“Deliver babies, keep babies alive and collect data,” Brereton said.

But the simplicity was deceptive because the physical toll was great. Once her twins were born, it was not easy to care for two new babies while working on a demanding research project that required collecting data at preschools in England and Scotland, in addition to conducting literature reviews at the University Library. The physical toll caused Dr. Brereton to question whether she would be able to complete the academic work she traveled all the way to Britain to conduct. Sitting in Dr. Florian’s home, Dr. Brereton admitted her self-doubts.

“I don’t know if I can do this,” she said. “I’m only sleeping two to four hours a night. How am I ever going to give you the quality of work I want to give you?”

“The question is: ‘Do you want to do the work?’” the professor asked.

“Yes,” Brereton replied.

“Then I think you will find a way because I have found that working mothers have the drive and stamina to deliver excellent results,” Dr. Florian said.

At that point, it had only been 40 years since Cambridge University allowed women. But Dr. Florian pointed to the numerous examples of women who simultaneously succeeded in scholarship and motherhood. It was difficult, but they persevered and paved the way for future women.

“Many women in history gave up a lot, so that you wouldn’t have to sacrifice one for the other,” Dr. Florian said.

Looking back, Dr. Brereton said that moment in Dr. Florian’s home made a lasting impact.

“I realized I had a choice,” Dr. Brereton said. “With the right support, I could choose to work if I wanted to.”

Finding Balance at Endeavor Schools

After becoming a mother, Dr. Brereton became more efficient with her time.

“Prior to having children, I was able to work 12 hours straight and think about nothing but work, which I thought was a positive thing because long hours meant hard work,” she said. “The way I think about work now, as a mother, makes me work smarter.”

Brereton added: “I don’t work for the long spans of time like I used to, but I work smarter, which has made my work better.
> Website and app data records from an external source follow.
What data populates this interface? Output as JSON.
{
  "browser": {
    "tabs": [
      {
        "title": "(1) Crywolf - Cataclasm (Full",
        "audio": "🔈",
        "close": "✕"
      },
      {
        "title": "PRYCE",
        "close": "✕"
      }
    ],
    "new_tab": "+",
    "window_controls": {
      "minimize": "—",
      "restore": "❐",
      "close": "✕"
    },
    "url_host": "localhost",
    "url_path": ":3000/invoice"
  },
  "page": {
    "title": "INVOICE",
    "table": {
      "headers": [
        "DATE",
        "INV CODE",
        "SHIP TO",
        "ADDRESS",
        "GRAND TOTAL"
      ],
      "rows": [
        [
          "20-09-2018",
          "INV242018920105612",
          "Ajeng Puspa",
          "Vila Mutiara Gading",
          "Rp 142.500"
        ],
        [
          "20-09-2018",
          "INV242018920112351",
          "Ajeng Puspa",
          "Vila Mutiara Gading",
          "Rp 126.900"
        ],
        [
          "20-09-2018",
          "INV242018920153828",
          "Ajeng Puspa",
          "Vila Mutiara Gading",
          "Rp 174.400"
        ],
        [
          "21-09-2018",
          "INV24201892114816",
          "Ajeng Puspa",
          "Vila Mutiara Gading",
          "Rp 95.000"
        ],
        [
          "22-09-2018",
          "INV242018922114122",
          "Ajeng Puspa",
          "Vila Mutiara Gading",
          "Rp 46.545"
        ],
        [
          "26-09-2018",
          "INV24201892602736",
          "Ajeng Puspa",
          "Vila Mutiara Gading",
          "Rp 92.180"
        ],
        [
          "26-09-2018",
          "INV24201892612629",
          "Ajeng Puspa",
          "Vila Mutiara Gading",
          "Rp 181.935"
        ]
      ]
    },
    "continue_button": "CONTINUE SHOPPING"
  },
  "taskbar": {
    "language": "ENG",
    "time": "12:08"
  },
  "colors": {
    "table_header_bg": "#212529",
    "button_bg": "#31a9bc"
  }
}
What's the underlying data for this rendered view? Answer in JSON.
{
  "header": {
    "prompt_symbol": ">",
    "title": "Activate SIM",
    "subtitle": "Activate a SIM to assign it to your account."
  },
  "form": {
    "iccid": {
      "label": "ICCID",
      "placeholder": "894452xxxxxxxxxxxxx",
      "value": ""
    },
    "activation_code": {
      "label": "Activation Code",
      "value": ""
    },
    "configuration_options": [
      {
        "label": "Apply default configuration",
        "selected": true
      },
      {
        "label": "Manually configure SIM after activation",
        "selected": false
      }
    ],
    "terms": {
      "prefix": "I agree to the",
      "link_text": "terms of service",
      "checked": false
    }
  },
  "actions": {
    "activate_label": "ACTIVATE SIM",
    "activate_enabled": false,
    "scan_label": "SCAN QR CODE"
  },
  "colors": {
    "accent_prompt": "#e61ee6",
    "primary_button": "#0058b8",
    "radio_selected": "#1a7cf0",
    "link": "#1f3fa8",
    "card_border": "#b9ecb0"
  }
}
I’m more focused because I know that if I waste any time during work hours, it will come out of my family time later.”

Endeavor Schools manages 50 schools across the country, including approximately 1,500 teachers and teaching assistants. As the Vice President for Academics at Endeavor Schools, Brereton oversees the curricula for each of its schools. Managing a demanding career while raising a family can be challenging, but Dr. Brereton said Endeavor Schools has a company culture that supports working mothers.

A Supportive Work Environment for Women and Working Mothers

When Dr. Brereton was a Woman’s Officer at Cambridge University, she worked hard to build and expand programs that improve student quality of life for women. Knowing how important that work was left an impression on her, which is one reason she is proud of the work culture that Endeavor Schools has created.

Approximately 95 percent of Endeavor Schools’ employees are women and the company puts great effort into supporting women in the workplace, such as offering competitive pay, development programs and opportunities for advancement.

Danielle Millman, the Chief Operations Officer at Endeavor Schools, said the work of women should always be held in high esteem and compensated accordingly, especially in the education field.

“When it comes to early childhood education, women are the driving force.” Millman said. “We acknowledge the importance of women and hold them up as professionals and experts in education. We invest in our educators and want to ensure they are well cared for, compensated, continually developed, and given plenty of opportunities for advancement.”

In addition to having a 95 percent women workforce, 98 percent of leadership positions at individual schools, including Regional Directors, School Leaders and Assistant School Leaders, are held by women.

With her experiences as a Women’s Officer and working mother at Cambridge University shaping her outlook on workplace situations for women, Dr. Brereton said she couldn’t be prouder to work at Endeavor Schools.

“Endeavor Schools was founded in 2012 and already has a strong track record of equity in pay and leadership,” she said. “This company is solid proof that equity can be accomplished if the success of women is a priority. And at Endeavor Schools, women are a priority.”